### What is needed
Every line below should come back exactly as written, though the pictures stay out.

### Material for this exercise
>>>>>
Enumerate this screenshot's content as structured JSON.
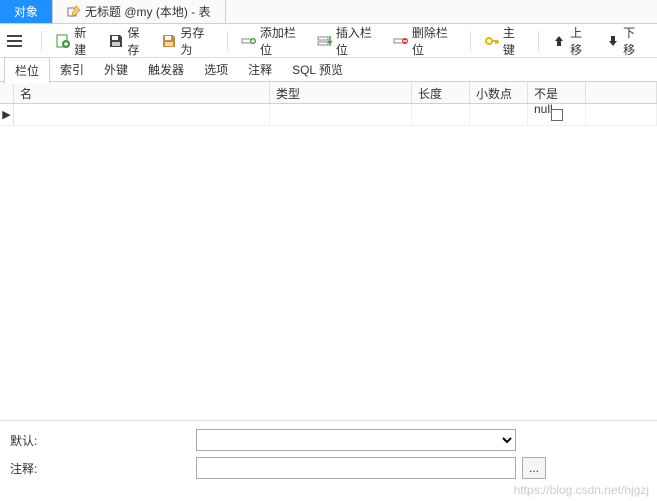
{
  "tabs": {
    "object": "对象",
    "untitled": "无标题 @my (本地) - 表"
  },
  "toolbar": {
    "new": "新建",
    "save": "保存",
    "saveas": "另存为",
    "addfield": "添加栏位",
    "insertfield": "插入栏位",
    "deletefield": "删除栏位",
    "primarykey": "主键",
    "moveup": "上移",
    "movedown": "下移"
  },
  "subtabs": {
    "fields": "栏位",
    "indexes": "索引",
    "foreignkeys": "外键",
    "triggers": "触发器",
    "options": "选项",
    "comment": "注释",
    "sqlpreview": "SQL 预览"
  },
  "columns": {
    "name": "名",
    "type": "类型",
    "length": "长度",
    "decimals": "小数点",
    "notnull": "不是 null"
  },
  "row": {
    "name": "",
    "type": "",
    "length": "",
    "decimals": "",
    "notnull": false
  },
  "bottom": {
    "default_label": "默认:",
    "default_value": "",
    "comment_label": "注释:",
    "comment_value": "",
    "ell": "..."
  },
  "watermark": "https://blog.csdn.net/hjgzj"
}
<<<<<
### Written response
Enumerate this screenshot's content as structured JSON.
{
  "tabs": {
    "object": "对象",
    "untitled": "无标题 @my (本地) - 表"
  },
  "toolbar": {
    "new": "新建",
    "save": "保存",
    "saveas": "另存为",
    "addfield": "添加栏位",
    "insertfield": "插入栏位",
    "deletefield": "删除栏位",
    "primarykey": "主键",
    "moveup": "上移",
    "movedown": "下移"
  },
  "subtabs": {
    "fields": "栏位",
    "indexes": "索引",
    "foreignkeys": "外键",
    "triggers": "触发器",
    "options": "选项",
    "comment": "注释",
    "sqlpreview": "SQL 预览"
  },
  "columns": {
    "name": "名",
    "type": "类型",
    "length": "长度",
    "decimals": "小数点",
    "notnull": "不是 null"
  },
  "row": {
    "name": "",
    "type": "",
    "length": "",
    "decimals": "",
    "notnull": false
  },
  "bottom": {
    "default_label": "默认:",
    "default_value": "",
    "comment_label": "注释:",
    "comment_value": "",
    "ell": "..."
  },
  "watermark": "https://blog.csdn.net/hjgzj"
}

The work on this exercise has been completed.